Sharing is Caring

One of the nits we've all had to pick with Metasploit is that when you have a module that involves getting a client to connect to an evil SMB server to fetch a file, the strategy usually used involved generating the file with a module then serving that up on your own Samba or Windows share. This worked, of course, but what a hassle. Who wants to run two things? Nobody!

Well, those days are now behind us, thanks largely to the Herculean efforts of Metasploit community contributor Matthew 0x41414141 Hall. This last week, we landed #3074, one of the longest running pull requests we've had. SMB itself is pretty complicated, as anyone who's worked with this protocol can attest, so it's no wonder this took a year or so of gnashing and hacking.

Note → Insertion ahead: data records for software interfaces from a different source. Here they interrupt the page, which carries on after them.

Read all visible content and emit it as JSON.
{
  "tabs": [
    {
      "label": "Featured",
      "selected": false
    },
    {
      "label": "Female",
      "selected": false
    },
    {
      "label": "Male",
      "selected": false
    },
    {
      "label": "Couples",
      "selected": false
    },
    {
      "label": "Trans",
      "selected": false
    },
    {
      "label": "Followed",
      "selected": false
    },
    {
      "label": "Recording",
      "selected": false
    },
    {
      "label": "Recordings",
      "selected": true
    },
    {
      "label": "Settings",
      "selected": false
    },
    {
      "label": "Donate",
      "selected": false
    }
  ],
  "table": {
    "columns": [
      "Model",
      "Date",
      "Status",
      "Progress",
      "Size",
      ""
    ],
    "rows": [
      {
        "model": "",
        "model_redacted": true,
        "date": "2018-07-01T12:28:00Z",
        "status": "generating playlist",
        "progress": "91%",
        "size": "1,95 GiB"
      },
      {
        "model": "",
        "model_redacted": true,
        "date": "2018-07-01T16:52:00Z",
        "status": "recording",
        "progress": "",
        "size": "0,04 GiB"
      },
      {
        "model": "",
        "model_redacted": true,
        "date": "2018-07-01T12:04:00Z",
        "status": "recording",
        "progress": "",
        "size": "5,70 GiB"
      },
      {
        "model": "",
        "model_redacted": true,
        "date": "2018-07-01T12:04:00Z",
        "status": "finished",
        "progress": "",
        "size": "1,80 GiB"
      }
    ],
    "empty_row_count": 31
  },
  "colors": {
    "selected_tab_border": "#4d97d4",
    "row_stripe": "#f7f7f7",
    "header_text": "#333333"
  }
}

Coding up a SMB file server in Metasploit-flavored Ruby was a huge feat, and I'm super happy that Matthew stuck with it. He worked with the Metasploit open source community (especially Juan there at the end), and hauled this thing over the finish line, all the while with an amazingly positive attitude.

So, now that we have the mixin, I'm sure there are a bunch of modules that could use a retrofit to use it. If you're looking for some way to contribute to the Framework, that'd be a fine place to start.

New Modules

Since the last blog post, we've added two new exploits to the Metasploit Framework. The first is a Flash exploit from Juan Vazquez, who's taken on Flash reversing and exploitation as a personal mission in the light of the run of recent Flash 0-days. Since these bugs first became public when they were discovered as part of active attacks, it's important to test to ensure that your end-user constituency has a reasonable update schedule.

The other involves the sinister-sounding Nvidia Mental Ray Satellite Service. Turns out, this is not an orbital mind control platform, but rendering software used by tons of movie studios. So, more ground-based mind control, I guess.

The Metasploit module was implemented by Ben Meatballs Campbell, based on the research by Luigi Auriemma and Donato Ferrante. Incidentally, it uses 0x41414141's SMB file server mixin, so it's got that going for it now, which is nice.

Granted, this sort of rendering software suite isn't likely to come up in your average engagement, but if you're in the business of running this kind of gear, you'll probably want to double-check your network separation -- while it was disclosed a little while back, there's no indication from the vendor that there's been a patch.

But really, how often do movie studios get compromised, anyway? Probably no big deal, right?

Exploit modules

You should also check out what's included in this week's packaged release by reading Thao's most excellent release notes.